Iceland has reached a deal aimed at settling the Icesave banking dispute with Britain and the Netherlands.
The government has agreed to repay an estimated 4 billion euros (£3.4 billion; $US5.3 billion) that the British and Dutch governments spent reimbursing citizens who lost money in the collapse of Icesave.
Repayments will begin in 2016 and will be completed by 2046.
The BBC reports the terms of the agreement must now be approved by Iceland's parliament and president.
The UK Treasury welcomed the deal. Britain recently changed its stance over Iceland's wish to join the European Union and stopped opposing the plan.
Representatives of the three countries met in London to agree the final terms of a deal.
Negotiations over the repayments have been going on for the past two years, since Icesave's parent company, Landsbanki, collapsed at the end of 2008. Iceland consequently plunged into a deep recession.
Iceland will pay an interest rate on its outstanding debt of 3% to the Dutch and 3.3% to the UK from 2011.
The BBC reports the terms are better than a previous deal, subsequently voted down by Icelandic voters in a referendum in March, which included an interest rate of 5.5%.
In a statement, the Dutch finance ministry said the Netherlands will receive 1.3 billion euros.

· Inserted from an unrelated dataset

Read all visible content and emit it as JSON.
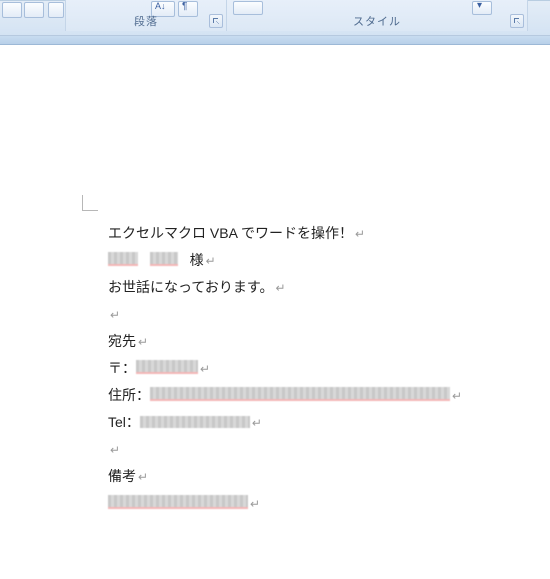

The British government put more than £2 billion into the Financial Services Compensation Scheme to cover Icesave account holders.